## What the task requires
Going through the material below, please gather all lines with the word "title" in them.

## Material provided

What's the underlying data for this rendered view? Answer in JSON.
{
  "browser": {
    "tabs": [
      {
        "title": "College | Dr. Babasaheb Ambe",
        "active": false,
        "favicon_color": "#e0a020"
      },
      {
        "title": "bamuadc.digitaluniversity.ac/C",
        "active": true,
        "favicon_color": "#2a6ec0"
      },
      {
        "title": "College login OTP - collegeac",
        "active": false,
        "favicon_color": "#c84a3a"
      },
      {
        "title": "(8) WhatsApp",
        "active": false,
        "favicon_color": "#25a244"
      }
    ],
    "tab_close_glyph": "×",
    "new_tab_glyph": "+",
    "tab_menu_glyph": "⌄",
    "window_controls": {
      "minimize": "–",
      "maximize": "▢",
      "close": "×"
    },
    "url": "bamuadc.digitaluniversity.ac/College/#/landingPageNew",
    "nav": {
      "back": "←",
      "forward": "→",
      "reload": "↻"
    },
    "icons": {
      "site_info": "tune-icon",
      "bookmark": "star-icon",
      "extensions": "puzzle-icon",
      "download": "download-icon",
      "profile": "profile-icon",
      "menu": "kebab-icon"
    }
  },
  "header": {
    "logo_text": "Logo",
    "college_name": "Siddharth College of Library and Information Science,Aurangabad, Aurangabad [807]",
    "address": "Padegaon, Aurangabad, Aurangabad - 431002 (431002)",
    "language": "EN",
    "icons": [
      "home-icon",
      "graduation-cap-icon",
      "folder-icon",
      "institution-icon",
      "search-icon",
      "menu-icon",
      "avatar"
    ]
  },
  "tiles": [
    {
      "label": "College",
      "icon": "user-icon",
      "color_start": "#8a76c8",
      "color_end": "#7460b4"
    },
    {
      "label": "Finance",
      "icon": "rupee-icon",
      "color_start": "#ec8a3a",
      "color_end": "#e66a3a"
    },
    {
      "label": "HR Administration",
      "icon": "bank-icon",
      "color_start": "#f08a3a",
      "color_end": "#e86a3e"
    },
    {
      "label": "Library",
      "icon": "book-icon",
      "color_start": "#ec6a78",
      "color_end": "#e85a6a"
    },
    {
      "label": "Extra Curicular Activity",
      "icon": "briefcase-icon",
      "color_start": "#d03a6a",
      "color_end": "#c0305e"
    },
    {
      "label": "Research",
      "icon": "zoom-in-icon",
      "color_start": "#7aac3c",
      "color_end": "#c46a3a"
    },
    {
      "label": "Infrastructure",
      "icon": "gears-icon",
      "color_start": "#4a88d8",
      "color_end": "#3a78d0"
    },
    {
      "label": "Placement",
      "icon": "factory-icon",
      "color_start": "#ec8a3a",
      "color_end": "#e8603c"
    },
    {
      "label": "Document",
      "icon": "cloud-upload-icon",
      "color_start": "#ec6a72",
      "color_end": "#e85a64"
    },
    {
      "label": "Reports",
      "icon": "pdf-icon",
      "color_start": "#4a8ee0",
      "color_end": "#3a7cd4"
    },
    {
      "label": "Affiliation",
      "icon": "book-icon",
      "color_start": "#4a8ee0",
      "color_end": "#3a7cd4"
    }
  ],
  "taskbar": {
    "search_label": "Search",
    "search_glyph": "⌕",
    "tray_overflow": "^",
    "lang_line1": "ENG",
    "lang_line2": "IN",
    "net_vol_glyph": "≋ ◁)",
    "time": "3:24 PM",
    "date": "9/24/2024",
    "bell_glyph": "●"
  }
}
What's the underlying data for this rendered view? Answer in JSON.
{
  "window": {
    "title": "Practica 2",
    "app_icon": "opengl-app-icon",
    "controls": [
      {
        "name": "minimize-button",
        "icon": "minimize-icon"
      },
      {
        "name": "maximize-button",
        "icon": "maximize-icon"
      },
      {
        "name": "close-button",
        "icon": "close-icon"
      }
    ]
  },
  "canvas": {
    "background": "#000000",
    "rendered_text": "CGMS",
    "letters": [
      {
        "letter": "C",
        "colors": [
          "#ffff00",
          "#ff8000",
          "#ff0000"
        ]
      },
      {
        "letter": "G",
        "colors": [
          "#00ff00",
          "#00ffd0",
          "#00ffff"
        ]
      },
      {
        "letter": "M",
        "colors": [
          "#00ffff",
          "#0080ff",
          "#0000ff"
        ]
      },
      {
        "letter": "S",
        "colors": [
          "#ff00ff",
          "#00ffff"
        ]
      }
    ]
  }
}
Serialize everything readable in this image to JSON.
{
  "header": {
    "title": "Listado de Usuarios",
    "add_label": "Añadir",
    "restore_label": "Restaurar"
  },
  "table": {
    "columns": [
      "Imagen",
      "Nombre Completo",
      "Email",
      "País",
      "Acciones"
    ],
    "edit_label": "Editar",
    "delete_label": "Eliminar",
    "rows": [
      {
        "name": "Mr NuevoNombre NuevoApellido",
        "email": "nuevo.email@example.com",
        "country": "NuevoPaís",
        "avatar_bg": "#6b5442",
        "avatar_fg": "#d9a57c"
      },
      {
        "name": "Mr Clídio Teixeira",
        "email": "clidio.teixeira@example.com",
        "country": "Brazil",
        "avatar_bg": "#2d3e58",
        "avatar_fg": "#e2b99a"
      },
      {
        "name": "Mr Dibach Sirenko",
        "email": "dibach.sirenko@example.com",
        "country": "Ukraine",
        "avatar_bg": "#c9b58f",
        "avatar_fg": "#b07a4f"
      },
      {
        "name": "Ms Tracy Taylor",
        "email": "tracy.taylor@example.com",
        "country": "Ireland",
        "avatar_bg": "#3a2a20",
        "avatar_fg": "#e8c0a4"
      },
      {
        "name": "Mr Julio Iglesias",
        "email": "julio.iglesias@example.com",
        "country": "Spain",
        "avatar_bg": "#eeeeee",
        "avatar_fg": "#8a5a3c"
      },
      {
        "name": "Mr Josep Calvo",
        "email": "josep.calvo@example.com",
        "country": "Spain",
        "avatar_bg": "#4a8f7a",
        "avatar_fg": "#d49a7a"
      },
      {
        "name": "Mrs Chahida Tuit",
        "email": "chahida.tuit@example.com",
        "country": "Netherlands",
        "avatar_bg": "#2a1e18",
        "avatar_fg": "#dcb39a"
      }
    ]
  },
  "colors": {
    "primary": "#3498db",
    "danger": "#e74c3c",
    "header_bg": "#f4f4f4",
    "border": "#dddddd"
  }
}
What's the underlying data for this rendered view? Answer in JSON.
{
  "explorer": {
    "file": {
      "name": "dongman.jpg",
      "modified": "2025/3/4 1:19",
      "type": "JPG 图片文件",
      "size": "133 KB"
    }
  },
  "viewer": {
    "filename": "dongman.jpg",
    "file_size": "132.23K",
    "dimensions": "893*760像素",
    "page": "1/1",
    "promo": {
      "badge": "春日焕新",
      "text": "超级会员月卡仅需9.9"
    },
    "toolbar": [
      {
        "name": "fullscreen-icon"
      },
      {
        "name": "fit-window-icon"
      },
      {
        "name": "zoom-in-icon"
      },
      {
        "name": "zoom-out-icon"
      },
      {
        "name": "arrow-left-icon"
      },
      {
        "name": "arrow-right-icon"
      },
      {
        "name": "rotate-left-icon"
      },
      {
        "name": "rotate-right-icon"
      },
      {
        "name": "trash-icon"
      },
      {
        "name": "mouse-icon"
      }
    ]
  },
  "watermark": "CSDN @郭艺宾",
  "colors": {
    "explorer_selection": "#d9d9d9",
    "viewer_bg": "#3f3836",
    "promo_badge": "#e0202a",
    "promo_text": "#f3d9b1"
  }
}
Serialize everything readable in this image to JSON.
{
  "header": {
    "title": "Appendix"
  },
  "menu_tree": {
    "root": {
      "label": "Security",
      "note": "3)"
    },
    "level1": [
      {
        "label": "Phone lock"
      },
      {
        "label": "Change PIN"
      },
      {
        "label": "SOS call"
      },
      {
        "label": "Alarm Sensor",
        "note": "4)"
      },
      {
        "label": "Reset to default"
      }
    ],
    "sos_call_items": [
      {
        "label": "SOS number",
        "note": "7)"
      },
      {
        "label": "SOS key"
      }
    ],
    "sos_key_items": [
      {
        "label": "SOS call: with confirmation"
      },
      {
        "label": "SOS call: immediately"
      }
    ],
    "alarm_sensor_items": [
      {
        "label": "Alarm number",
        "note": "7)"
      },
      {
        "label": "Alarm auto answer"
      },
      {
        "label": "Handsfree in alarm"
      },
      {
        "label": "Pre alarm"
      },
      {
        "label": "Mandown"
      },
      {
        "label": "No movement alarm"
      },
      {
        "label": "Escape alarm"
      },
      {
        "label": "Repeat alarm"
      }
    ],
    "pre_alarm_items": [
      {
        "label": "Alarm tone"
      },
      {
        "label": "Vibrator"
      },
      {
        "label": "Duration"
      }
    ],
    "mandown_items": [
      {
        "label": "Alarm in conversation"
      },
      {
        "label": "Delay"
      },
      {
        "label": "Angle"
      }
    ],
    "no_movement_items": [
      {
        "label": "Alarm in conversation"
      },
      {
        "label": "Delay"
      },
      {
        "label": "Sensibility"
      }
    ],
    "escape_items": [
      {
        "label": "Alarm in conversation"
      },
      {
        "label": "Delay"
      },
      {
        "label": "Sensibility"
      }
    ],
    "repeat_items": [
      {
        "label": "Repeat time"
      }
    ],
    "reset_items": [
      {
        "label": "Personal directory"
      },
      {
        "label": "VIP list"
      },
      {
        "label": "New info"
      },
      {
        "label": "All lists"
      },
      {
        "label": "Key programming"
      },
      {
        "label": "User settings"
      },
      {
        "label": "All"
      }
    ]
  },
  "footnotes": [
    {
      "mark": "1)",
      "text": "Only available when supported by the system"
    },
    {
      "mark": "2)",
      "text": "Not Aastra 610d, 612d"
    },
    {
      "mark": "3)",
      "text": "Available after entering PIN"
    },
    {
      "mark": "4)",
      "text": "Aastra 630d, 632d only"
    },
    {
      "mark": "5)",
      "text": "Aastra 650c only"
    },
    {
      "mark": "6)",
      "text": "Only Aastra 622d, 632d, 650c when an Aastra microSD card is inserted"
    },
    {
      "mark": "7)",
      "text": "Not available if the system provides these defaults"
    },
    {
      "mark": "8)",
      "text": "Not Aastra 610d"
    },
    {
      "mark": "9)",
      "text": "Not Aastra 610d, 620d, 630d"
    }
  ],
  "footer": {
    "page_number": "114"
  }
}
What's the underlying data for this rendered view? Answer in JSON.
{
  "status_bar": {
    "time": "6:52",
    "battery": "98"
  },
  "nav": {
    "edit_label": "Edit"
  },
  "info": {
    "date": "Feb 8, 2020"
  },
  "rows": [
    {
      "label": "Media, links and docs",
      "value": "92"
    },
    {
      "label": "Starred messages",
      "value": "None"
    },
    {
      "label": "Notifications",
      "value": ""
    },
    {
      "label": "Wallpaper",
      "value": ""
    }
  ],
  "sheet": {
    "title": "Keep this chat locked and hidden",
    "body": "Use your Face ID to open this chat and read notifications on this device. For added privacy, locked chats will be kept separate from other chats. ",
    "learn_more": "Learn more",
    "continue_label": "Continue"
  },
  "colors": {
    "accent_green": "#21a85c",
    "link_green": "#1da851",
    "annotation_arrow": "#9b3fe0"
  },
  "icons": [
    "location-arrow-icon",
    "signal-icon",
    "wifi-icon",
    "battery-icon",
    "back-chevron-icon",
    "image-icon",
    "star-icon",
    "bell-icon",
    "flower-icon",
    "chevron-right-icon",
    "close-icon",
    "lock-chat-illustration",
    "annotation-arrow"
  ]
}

## Exercise solution
        "title": "College | Dr. Babasaheb Ambe",
        "title": "bamuadc.digitaluniversity.ac/C",
        "title": "College login OTP - collegeac",
        "title": "(8) WhatsApp",
    "title": "Practica 2",
    "title": "Listado de Usuarios",
    "title": "Appendix"
    "title": "Keep this chat locked and hidden",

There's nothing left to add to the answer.